Problem to solve: From the entries, copy every line that carries the string "JSON".
##### Working data
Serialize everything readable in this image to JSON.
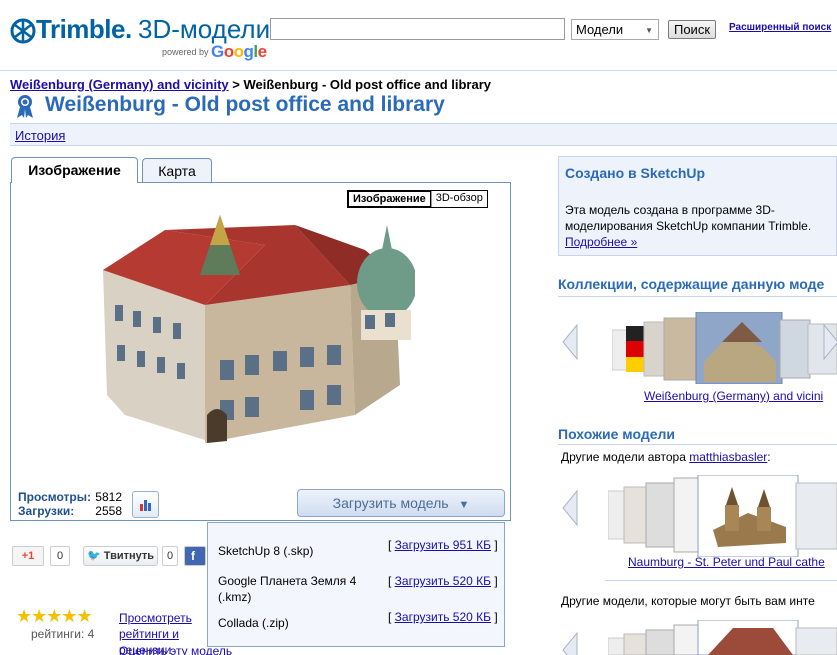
{
  "header": {
    "brand": "Trimble.",
    "product": "3D-модели",
    "powered_by": "powered by",
    "google": "Google",
    "search_placeholder": "",
    "search_value": "",
    "search_scope": "Модели",
    "search_button": "Поиск",
    "advanced_search": "Расширенный поиск"
  },
  "breadcrumb": {
    "parent": "Weißenburg (Germany) and vicinity",
    "separator": ">",
    "current": "Weißenburg - Old post office and library"
  },
  "page": {
    "title": "Weißenburg - Old post office and library",
    "history": "История"
  },
  "tabs": [
    {
      "label": "Изображение",
      "active": true
    },
    {
      "label": "Карта",
      "active": false
    }
  ],
  "viewer": {
    "toggle_image": "Изображение",
    "toggle_3d": "3D-обзор",
    "views_label": "Просмотры:",
    "views_value": "5812",
    "downloads_label": "Загрузки:",
    "downloads_value": "2558",
    "download_button": "Загрузить модель",
    "download_arrow": "▼"
  },
  "downloads": [
    {
      "format": "SketchUp 8 (.skp)",
      "link": "Загрузить 951 КБ"
    },
    {
      "format": "Google Планета Земля 4 (.kmz)",
      "link": "Загрузить 520 КБ"
    },
    {
      "format": "Collada (.zip)",
      "link": "Загрузить 520 КБ"
    }
  ],
  "social": {
    "gplus_label": "+1",
    "gplus_count": "0",
    "tweet_label": "Твитнуть",
    "tweet_count": "0",
    "fb_label": "f"
  },
  "rating": {
    "stars_display": "★★★★★",
    "stars": 5,
    "ratings_text": "рейтинги: 4",
    "see_reviews": "Просмотреть рейтинги и рецензии",
    "rate_model": "Оценить эту модель"
  },
  "sidebar": {
    "sketchup_title": "Создано в SketchUp",
    "sketchup_text": "Эта модель создана в программе 3D-моделирования SketchUp компании Trimble.",
    "sketchup_more": "Подробнее »",
    "collections_title": "Коллекции, содержащие данную моде",
    "collections_caption": "Weißenburg (Germany) and vicini",
    "similar_title": "Похожие модели",
    "author_prefix": "Другие модели автора",
    "author_name": "matthiasbasler",
    "author_suffix": ":",
    "author_caption": "Naumburg - St. Peter und Paul cathe",
    "interest_text": "Другие модели, которые могут быть вам инте"
  },
  "colors": {
    "brand_blue": "#0063a3",
    "title_blue": "#2a6ab8",
    "link": "#1a0dab",
    "panel_bg": "#eef3fb",
    "border": "#6f93bf"
  }
}
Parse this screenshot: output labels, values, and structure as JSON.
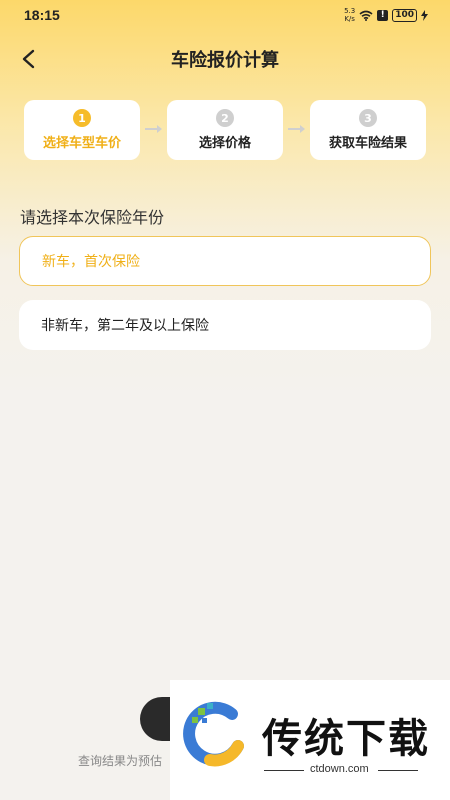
{
  "status_bar": {
    "time": "18:15",
    "speed_top": "5.3",
    "speed_bottom": "K/s",
    "battery": "100"
  },
  "header": {
    "title": "车险报价计算"
  },
  "steps": [
    {
      "number": "1",
      "label": "选择车型车价",
      "active": true
    },
    {
      "number": "2",
      "label": "选择价格",
      "active": false
    },
    {
      "number": "3",
      "label": "获取车险结果",
      "active": false
    }
  ],
  "form": {
    "question": "请选择本次保险年份",
    "options": [
      {
        "label": "新车，首次保险",
        "selected": true
      },
      {
        "label": "非新车，第二年及以上保险",
        "selected": false
      }
    ]
  },
  "footer": {
    "note": "查询结果为预估"
  },
  "watermark": {
    "brand": "传统下载",
    "url": "ctdown.com"
  },
  "colors": {
    "accent": "#f6bc2a",
    "header_gradient": "#fcd86a",
    "background": "#f4f2ee"
  }
}
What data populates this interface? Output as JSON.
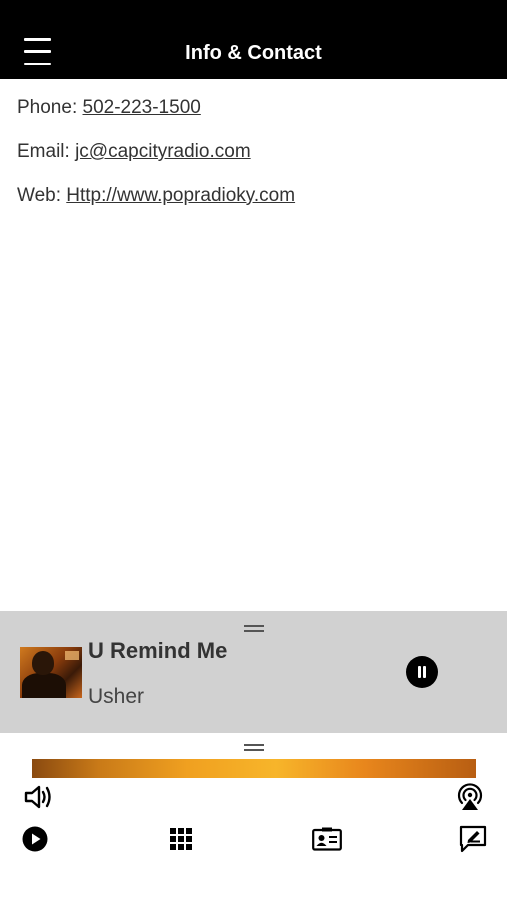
{
  "header": {
    "menu_icon": "hamburger-icon",
    "title": "Info & Contact"
  },
  "contact": {
    "phone_label": "Phone: ",
    "phone_value": "502-223-1500",
    "email_label": "Email: ",
    "email_value": "jc@capcityradio.com",
    "web_label": "Web: ",
    "web_value": "Http://www.popradioky.com"
  },
  "now_playing": {
    "title": "U Remind Me",
    "artist": "Usher",
    "state_icon": "pause-icon",
    "background": "#d1d1d1"
  },
  "player_controls": {
    "icons": [
      "volume-icon",
      "airplay-icon",
      "play-icon",
      "grid-icon",
      "contact-card-icon",
      "compose-icon"
    ]
  },
  "colors": {
    "header_bg": "#000000",
    "header_text": "#ffffff",
    "text": "#333333"
  }
}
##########
Solution to the exercise:
Serialize everything readable in this image to JSON.
Parse this screenshot: output labels, values, and structure as JSON.
What data populates this interface? Output as JSON.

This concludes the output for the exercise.